Data records for software interfaces:
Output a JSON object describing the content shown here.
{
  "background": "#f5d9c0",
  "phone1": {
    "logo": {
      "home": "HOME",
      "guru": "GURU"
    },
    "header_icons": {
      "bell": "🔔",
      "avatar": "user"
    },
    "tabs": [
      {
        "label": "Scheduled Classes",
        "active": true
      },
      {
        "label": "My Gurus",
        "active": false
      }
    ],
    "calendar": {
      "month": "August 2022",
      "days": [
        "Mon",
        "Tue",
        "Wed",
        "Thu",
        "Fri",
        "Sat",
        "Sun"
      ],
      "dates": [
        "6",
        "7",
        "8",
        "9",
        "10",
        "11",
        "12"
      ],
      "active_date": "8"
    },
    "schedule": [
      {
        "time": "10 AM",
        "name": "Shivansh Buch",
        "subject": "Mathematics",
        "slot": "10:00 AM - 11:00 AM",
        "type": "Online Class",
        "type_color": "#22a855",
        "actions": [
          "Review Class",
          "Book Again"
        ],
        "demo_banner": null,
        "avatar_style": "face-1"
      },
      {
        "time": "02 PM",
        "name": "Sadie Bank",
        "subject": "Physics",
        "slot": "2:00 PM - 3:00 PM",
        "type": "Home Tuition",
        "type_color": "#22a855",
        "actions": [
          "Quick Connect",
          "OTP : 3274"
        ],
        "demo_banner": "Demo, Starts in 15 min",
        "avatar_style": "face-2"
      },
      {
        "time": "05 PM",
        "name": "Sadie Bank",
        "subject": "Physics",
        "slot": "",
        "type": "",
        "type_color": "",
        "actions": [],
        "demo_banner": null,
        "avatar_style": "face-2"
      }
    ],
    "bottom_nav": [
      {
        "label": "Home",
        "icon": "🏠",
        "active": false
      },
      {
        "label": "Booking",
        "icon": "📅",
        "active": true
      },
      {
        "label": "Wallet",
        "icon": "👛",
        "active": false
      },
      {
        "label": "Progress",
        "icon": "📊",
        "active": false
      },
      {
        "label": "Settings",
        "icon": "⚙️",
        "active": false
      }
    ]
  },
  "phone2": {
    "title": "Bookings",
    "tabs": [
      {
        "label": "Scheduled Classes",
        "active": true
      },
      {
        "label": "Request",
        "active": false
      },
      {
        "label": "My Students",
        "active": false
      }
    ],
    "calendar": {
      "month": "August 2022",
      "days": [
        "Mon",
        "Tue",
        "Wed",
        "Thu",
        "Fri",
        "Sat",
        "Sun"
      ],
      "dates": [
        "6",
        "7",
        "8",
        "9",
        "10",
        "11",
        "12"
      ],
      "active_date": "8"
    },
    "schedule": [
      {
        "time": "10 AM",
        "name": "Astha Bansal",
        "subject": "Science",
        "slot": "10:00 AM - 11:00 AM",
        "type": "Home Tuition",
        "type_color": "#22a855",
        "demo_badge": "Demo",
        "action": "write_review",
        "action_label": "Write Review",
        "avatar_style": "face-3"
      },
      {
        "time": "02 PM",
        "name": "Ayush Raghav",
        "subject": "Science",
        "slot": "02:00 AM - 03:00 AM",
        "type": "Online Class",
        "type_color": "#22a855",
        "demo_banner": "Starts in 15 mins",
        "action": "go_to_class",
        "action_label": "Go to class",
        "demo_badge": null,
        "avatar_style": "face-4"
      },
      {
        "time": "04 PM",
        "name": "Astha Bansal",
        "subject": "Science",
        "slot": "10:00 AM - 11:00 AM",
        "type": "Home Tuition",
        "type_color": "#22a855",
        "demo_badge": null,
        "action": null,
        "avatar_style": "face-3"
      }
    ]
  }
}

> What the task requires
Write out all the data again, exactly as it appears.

> Solution to this exercise
Output a JSON object describing the content shown here.
{
  "background": "#f5d9c0",
  "phone1": {
    "logo": {
      "home": "HOME",
      "guru": "GURU"
    },
    "header_icons": {
      "bell": "🔔",
      "avatar": "user"
    },
    "tabs": [
      {
        "label": "Scheduled Classes",
        "active": true
      },
      {
        "label": "My Gurus",
        "active": false
      }
    ],
    "calendar": {
      "month": "August 2022",
      "days": [
        "Mon",
        "Tue",
        "Wed",
        "Thu",
        "Fri",
        "Sat",
        "Sun"
      ],
      "dates": [
        "6",
        "7",
        "8",
        "9",
        "10",
        "11",
        "12"
      ],
      "active_date": "8"
    },
    "schedule": [
      {
        "time": "10 AM",
        "name": "Shivansh Buch",
        "subject": "Mathematics",
        "slot": "10:00 AM - 11:00 AM",
        "type": "Online Class",
        "type_color": "#22a855",
        "actions": [
          "Review Class",
          "Book Again"
        ],
        "demo_banner": null,
        "avatar_style": "face-1"
      },
      {
        "time": "02 PM",
        "name": "Sadie Bank",
        "subject": "Physics",
        "slot": "2:00 PM - 3:00 PM",
        "type": "Home Tuition",
        "type_color": "#22a855",
        "actions": [
          "Quick Connect",
          "OTP : 3274"
        ],
        "demo_banner": "Demo, Starts in 15 min",
        "avatar_style": "face-2"
      },
      {
        "time": "05 PM",
        "name": "Sadie Bank",
        "subject": "Physics",
        "slot": "",
        "type": "",
        "type_color": "",
        "actions": [],
        "demo_banner": null,
        "avatar_style": "face-2"
      }
    ],
    "bottom_nav": [
      {
        "label": "Home",
        "icon": "🏠",
        "active": false
      },
      {
        "label": "Booking",
        "icon": "📅",
        "active": true
      },
      {
        "label": "Wallet",
        "icon": "👛",
        "active": false
      },
      {
        "label": "Progress",
        "icon": "📊",
        "active": false
      },
      {
        "label": "Settings",
        "icon": "⚙️",
        "active": false
      }
    ]
  },
  "phone2": {
    "title": "Bookings",
    "tabs": [
      {
        "label": "Scheduled Classes",
        "active": true
      },
      {
        "label": "Request",
        "active": false
      },
      {
        "label": "My Students",
        "active": false
      }
    ],
    "calendar": {
      "month": "August 2022",
      "days": [
        "Mon",
        "Tue",
        "Wed",
        "Thu",
        "Fri",
        "Sat",
        "Sun"
      ],
      "dates": [
        "6",
        "7",
        "8",
        "9",
        "10",
        "11",
        "12"
      ],
      "active_date": "8"
    },
    "schedule": [
      {
        "time": "10 AM",
        "name": "Astha Bansal",
        "subject": "Science",
        "slot": "10:00 AM - 11:00 AM",
        "type": "Home Tuition",
        "type_color": "#22a855",
        "demo_badge": "Demo",
        "action": "write_review",
        "action_label": "Write Review",
        "avatar_style": "face-3"
      },
      {
        "time": "02 PM",
        "name": "Ayush Raghav",
        "subject": "Science",
        "slot": "02:00 AM - 03:00 AM",
        "type": "Online Class",
        "type_color": "#22a855",
        "demo_banner": "Starts in 15 mins",
        "action": "go_to_class",
        "action_label": "Go to class",
        "demo_badge": null,
        "avatar_style": "face-4"
      },
      {
        "time": "04 PM",
        "name": "Astha Bansal",
        "subject": "Science",
        "slot": "10:00 AM - 11:00 AM",
        "type": "Home Tuition",
        "type_color": "#22a855",
        "demo_badge": null,
        "action": null,
        "avatar_style": "face-3"
      }
    ]
  }
}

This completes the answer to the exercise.